A religious poem that is meant to strike fear in us.
Though this article mentions Rosh Hashanah specifically, it should be noted that the Unetanah Tokef is also part of the Yom Kippur liturgy. This article is excerpted from Entering the High Holy Days. Reprinted with permission from the Jewish Publication Society.
On both days [of Rosh Hashanah], the magnificent Unetanah tokef (we shall ascribe holiness to this day) is chanted prior to the Kedushah. Although there are popular legends concerning the origin of this piyyut, we do not know who wrote it. What is certain is that the poet was extremely gifted. The structure of the poem and its language suggest that it was composed during the Byzantine period.

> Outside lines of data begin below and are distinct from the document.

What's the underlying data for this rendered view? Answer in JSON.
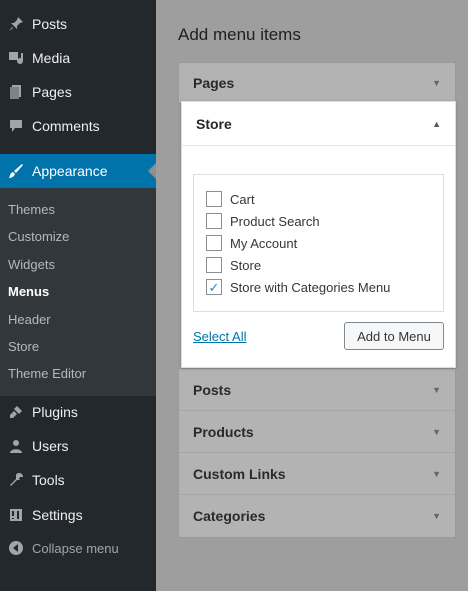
{
  "sidebar": {
    "items_top": [
      {
        "label": "Posts",
        "icon": "pin-icon"
      },
      {
        "label": "Media",
        "icon": "media-icon"
      },
      {
        "label": "Pages",
        "icon": "pages-icon"
      },
      {
        "label": "Comments",
        "icon": "comment-icon"
      }
    ],
    "appearance": {
      "label": "Appearance",
      "icon": "paintbrush-icon"
    },
    "submenu": [
      "Themes",
      "Customize",
      "Widgets",
      "Menus",
      "Header",
      "Store",
      "Theme Editor"
    ],
    "submenu_current": "Menus",
    "items_bottom": [
      {
        "label": "Plugins",
        "icon": "plugin-icon"
      },
      {
        "label": "Users",
        "icon": "users-icon"
      },
      {
        "label": "Tools",
        "icon": "wrench-icon"
      },
      {
        "label": "Settings",
        "icon": "settings-icon"
      }
    ],
    "collapse_label": "Collapse menu"
  },
  "main": {
    "title": "Add menu items",
    "pages_label": "Pages",
    "store": {
      "label": "Store",
      "options": [
        {
          "label": "Cart",
          "checked": false
        },
        {
          "label": "Product Search",
          "checked": false
        },
        {
          "label": "My Account",
          "checked": false
        },
        {
          "label": "Store",
          "checked": false
        },
        {
          "label": "Store with Categories Menu",
          "checked": true
        }
      ],
      "select_all": "Select All",
      "add_button": "Add to Menu"
    },
    "sections_below": [
      "Posts",
      "Products",
      "Custom Links",
      "Categories"
    ]
  },
  "colors": {
    "sidebar_bg": "#23282d",
    "active_bg": "#0073aa",
    "link": "#0073aa"
  }
}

The concepts on which it is based come from Jewish apocalyptic literature and parallel Christian writings based on similar sources, the most famous of which is the Dies irae (day of wrath)-‑found in the requiem mass-‑which offers a vivid description of the day of judgment for all humankind. In Unetanah tokef, however, the subject is not the final judgment but the much more immediate, yearly day of judgment--Rosh Hashanah. The text of this piyyut follows.
We shall ascribe holiness to this day.
For it is awesome and terrible.
Your kingship is exalted upon it.
Your throne is established in mercy.
You are enthroned upon it in truth.
In truth You are the judge,
The exhorter, the all‑knowing, the witness,
He who inscribes and seals,
Remembering all that is forgotten.
You open the book of remembrance
Which proclaims itself,
And the seal of each person is there.
The great shofar is sounded,
A still small voice is heard.
The angels are dismayed,
They are seized by fear and trembling
As they proclaim: Behold the Day of Judgment!
For all the hosts of heaven are brought for judgment.
They shall not be guiltless in Your eyes
And all creatures shall parade before You as a troop.
As a shepherd herds his flock,
Causing his sheep to pass beneath his staff,
So do You cause to pass, count, and record,
Visiting the souls of all living,
Decreeing the length of their days,
Inscribing their judgment.
On Rosh Hashanah it is inscribed,
And on Yom Kippur it is sealed.
How many shall pass away and how many shall be born,
Who shall live and who shall die,
Who shall reach the end of his days and who shall not,
Who shall perish by water and who by fire,
Who by sword and who by wild beast,